Bernard Ganter was born in Galveston, Texas, to Bernard and Marie (née Bozka) Ganter.[1] He studied engineering at Texas A&M University for one year before transferring to St. Mary's Seminary in La Porte to study for the priesthood.[1] He was ordained by Bishop Wendelin Joseph Nold on May 22, 1952.[2]

He then attended the Catholic University of America in Washington, D.C., from where he obtained a Doctor of Canon Law in 1955.[1] He was a curate at Sacred Heart Church in Conroe before serving as private secretary to Bishop Nold (1955-1958).[1] He was also head of the diocesan tribunal (1958-66), chancellor of the diocese (1966-72), and diocesan consultor.[1] He was named Papal Chamberlain in May 1964, and elected to the presbyterate council the same year.[1]

On December 13, 1972, Ganter was appointed the first Bishop of the newly erected Diocese of Tulsa, Oklahoma, by Pope Paul VI.[2] He received his episcopal consecration on February 2, 1973 from Archbishop Luigi Raimondi, with Bishops Nold and John Louis Morkovsky serving as co-consecrators.[2] He quickly became a beloved figure among Catholics in Eastern Oklahoma, and led a diocese that was culturally and economically diverse.[3] After four years in Tulsa, Ganter returned to Texas and was named the third Bishop of Beaumont on December 13, 1977.[2]

During his tenure in Beaumont, he established five new parishes, including the first parish in the United States for Vietnamese Americans.[1] He started the permanent diaconate and ordained 36 men between 1979 and 1992.[4] He also established a Catholic Charities office, diocesan financial board, retreat center, and biblical school for adults.[4] The Diocese of Beaumont lost territory with the creation of the Diocese of Tyler in 1986, but received the rest of Chambers and Liberty Counties in 1989.[4]

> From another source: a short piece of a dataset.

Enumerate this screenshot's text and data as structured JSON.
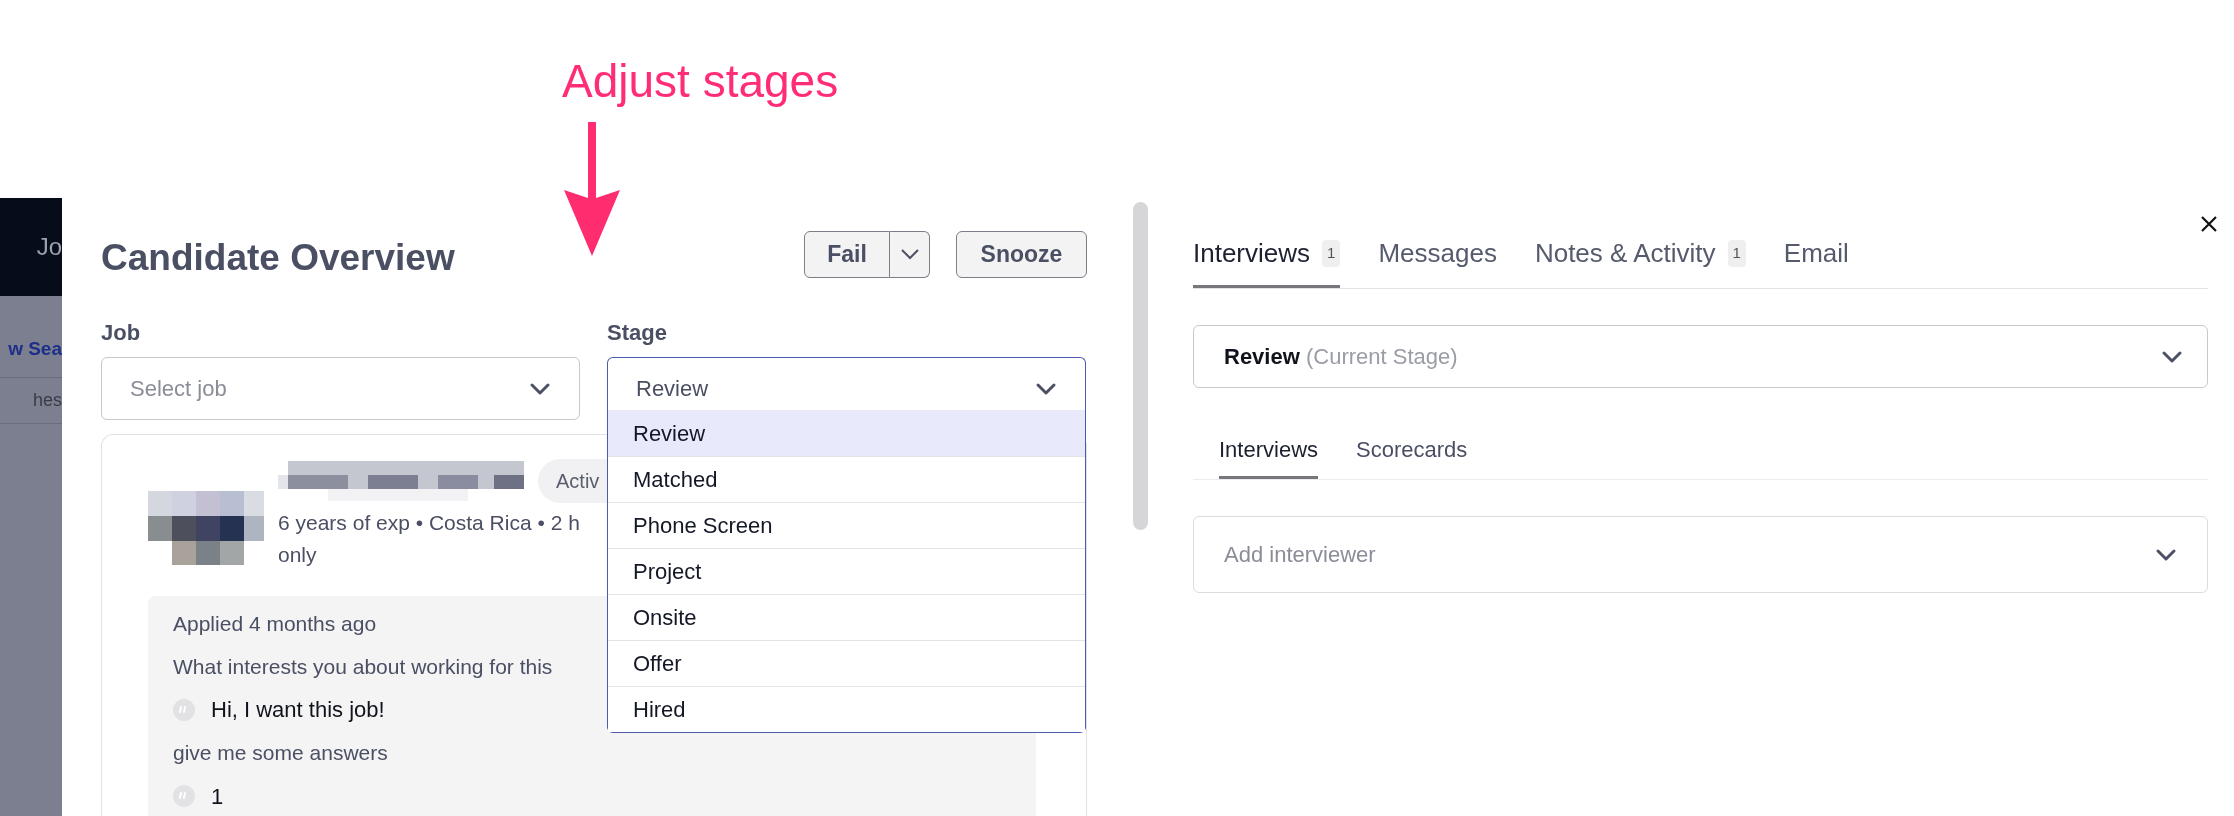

Ganter died from a brain tumor at age 65.[1] He is buried in the Bishop's Garden next to St. Anthony Cathedral.[1]


Catholic Church titles
Preceded by
Bishop of Tulsa
Succeeded by
Eusebius J. Beltran
Preceded by
Warren Louis Boudreaux
Bishop of Beaumont
Succeeded by
Joseph Anthony Galante